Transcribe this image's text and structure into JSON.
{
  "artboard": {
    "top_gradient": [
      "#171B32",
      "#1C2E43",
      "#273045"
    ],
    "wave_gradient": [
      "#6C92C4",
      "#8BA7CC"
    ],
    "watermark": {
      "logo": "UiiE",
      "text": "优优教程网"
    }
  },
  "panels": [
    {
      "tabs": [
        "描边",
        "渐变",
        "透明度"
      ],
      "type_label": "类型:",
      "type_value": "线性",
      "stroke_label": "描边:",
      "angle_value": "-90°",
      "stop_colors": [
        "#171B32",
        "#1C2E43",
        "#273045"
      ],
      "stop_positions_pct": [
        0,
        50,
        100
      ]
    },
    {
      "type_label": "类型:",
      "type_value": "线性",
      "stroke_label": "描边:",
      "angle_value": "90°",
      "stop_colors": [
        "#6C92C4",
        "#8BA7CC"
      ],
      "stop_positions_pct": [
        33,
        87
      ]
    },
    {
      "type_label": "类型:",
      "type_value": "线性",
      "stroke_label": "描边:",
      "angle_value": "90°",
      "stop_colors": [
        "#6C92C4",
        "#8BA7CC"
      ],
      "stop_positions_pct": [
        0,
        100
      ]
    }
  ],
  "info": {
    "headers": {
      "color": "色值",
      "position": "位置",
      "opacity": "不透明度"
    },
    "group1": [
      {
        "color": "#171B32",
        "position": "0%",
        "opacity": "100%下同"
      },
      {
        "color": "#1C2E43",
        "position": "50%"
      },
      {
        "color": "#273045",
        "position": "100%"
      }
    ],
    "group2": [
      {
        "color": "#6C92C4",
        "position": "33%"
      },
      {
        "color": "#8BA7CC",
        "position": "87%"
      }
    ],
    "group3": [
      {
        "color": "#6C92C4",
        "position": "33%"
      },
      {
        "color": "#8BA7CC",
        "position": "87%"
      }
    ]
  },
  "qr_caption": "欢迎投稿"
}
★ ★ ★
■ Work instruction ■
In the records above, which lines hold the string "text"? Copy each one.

■ Response area ■
Transcribe this image's text and structure into JSON.
      "text": "优优教程网"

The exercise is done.